**DESCRIPTION OF THE TASK**:
Search the entries below. Return every line that has "None" in it.

Component data from apps and pages
....................

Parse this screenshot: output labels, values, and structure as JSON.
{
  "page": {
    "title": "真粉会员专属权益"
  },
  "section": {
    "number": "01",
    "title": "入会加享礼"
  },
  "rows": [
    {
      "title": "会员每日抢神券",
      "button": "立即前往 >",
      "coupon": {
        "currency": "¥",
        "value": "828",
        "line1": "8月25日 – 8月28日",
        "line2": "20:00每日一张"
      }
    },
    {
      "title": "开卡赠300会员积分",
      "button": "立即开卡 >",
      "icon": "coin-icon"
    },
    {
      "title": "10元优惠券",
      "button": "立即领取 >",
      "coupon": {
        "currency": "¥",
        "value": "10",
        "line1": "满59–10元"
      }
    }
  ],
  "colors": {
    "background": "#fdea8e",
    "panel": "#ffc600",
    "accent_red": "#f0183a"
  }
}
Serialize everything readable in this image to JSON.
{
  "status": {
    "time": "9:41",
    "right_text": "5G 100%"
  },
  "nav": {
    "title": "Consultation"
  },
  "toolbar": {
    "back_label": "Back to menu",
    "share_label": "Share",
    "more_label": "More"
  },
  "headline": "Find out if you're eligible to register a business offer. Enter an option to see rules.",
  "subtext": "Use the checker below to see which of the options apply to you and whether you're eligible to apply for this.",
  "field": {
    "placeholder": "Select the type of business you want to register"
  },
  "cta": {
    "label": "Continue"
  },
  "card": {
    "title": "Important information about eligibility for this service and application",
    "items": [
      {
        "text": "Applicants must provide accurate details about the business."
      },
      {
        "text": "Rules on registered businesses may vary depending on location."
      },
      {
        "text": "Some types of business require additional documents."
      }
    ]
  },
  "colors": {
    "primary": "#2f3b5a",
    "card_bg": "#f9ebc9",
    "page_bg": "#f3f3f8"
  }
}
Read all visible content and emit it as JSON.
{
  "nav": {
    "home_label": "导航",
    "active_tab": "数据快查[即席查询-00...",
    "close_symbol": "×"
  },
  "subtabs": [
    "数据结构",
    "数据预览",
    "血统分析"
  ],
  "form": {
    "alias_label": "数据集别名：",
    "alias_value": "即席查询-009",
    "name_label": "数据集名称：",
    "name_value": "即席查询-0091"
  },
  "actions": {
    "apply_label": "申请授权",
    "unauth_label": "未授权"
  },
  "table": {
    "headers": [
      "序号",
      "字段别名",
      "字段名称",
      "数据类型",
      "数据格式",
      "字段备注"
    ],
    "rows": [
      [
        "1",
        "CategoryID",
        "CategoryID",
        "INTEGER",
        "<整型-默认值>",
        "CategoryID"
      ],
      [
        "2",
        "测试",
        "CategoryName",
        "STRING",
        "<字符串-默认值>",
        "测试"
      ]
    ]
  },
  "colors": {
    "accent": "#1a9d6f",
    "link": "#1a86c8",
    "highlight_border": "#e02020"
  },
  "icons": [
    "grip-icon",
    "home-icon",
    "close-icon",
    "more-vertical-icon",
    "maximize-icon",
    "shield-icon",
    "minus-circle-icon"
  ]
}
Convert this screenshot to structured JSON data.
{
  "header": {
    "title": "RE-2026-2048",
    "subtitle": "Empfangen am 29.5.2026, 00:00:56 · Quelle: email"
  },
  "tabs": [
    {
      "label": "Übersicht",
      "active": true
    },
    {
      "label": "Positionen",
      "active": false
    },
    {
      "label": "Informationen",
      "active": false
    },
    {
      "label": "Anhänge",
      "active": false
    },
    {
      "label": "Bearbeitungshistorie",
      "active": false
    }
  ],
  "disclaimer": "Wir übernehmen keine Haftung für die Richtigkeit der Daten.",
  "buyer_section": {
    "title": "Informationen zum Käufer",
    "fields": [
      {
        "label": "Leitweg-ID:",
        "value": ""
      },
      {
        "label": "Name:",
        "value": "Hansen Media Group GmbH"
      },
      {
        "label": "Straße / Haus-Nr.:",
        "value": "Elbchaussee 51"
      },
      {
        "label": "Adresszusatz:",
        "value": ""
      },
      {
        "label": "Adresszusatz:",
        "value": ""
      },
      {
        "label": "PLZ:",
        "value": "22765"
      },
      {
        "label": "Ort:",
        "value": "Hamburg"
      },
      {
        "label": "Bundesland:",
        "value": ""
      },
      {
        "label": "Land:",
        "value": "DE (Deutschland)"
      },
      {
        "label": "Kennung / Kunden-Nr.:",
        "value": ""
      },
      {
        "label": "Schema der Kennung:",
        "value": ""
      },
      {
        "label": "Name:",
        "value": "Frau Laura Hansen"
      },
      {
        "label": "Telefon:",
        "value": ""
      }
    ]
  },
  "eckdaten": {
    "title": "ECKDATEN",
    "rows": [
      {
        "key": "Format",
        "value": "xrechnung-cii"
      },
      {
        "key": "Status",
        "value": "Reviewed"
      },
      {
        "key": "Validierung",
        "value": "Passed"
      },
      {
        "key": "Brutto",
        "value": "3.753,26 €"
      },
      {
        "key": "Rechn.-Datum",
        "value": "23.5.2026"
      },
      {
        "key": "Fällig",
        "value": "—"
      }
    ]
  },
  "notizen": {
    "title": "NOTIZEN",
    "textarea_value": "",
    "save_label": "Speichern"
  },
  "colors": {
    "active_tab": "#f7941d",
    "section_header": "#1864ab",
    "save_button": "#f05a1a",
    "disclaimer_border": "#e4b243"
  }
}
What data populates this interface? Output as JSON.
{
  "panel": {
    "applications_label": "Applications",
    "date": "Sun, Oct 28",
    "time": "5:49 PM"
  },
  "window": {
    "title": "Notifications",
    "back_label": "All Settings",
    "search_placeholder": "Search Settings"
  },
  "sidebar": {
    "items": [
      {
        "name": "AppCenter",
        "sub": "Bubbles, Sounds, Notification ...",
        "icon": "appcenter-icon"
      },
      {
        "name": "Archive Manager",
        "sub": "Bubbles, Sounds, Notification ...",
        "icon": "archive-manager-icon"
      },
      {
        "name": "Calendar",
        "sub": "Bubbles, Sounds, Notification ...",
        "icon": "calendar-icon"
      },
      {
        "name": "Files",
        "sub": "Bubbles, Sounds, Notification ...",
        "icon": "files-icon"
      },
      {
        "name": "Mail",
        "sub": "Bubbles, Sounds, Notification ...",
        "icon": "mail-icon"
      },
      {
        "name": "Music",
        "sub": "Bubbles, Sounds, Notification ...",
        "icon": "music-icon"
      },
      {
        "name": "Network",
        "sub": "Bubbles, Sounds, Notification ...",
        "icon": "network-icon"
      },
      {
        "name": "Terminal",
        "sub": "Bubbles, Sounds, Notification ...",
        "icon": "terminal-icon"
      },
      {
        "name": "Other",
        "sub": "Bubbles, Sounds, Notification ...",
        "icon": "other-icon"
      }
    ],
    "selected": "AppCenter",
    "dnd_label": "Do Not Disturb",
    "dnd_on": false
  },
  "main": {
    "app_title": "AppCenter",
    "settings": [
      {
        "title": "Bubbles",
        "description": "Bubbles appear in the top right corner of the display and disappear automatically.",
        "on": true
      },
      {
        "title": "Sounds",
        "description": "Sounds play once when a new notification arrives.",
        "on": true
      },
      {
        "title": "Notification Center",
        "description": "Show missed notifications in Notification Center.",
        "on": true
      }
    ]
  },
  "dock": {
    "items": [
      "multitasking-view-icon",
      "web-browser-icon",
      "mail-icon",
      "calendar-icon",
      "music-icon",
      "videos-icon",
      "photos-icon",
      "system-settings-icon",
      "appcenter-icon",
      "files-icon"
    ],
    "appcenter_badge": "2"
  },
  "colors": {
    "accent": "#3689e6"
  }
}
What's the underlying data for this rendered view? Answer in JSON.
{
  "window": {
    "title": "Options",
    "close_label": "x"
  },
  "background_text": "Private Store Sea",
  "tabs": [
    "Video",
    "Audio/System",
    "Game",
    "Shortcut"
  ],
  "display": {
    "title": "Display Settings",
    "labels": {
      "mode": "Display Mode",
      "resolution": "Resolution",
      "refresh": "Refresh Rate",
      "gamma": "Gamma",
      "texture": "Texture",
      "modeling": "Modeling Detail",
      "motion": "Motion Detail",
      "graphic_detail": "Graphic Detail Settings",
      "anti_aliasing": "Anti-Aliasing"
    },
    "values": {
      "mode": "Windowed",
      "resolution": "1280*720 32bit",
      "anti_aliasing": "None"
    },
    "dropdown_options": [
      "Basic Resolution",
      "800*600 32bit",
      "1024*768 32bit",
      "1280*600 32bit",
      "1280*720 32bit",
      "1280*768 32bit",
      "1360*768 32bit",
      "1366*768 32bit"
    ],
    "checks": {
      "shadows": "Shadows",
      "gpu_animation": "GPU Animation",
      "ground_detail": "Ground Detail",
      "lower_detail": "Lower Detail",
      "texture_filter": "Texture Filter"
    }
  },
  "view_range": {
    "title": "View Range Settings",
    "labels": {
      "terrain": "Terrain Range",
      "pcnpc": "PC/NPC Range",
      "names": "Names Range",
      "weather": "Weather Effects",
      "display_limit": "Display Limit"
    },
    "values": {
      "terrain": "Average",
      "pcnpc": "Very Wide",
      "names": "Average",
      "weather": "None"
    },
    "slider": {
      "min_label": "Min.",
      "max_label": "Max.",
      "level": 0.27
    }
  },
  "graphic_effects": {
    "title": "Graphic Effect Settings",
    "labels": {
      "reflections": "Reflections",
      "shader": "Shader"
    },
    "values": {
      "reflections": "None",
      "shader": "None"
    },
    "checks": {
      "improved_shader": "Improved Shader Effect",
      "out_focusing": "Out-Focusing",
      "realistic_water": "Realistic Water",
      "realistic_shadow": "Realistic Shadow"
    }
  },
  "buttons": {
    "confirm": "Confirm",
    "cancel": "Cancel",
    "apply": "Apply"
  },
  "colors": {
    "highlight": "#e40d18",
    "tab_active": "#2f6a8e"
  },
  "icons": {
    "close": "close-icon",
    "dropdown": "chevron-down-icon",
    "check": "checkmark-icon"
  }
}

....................

**EXPECTED OUTPUT**:
      "anti_aliasing": "None"
      "weather": "None"
      "reflections": "None",
      "shader": "None"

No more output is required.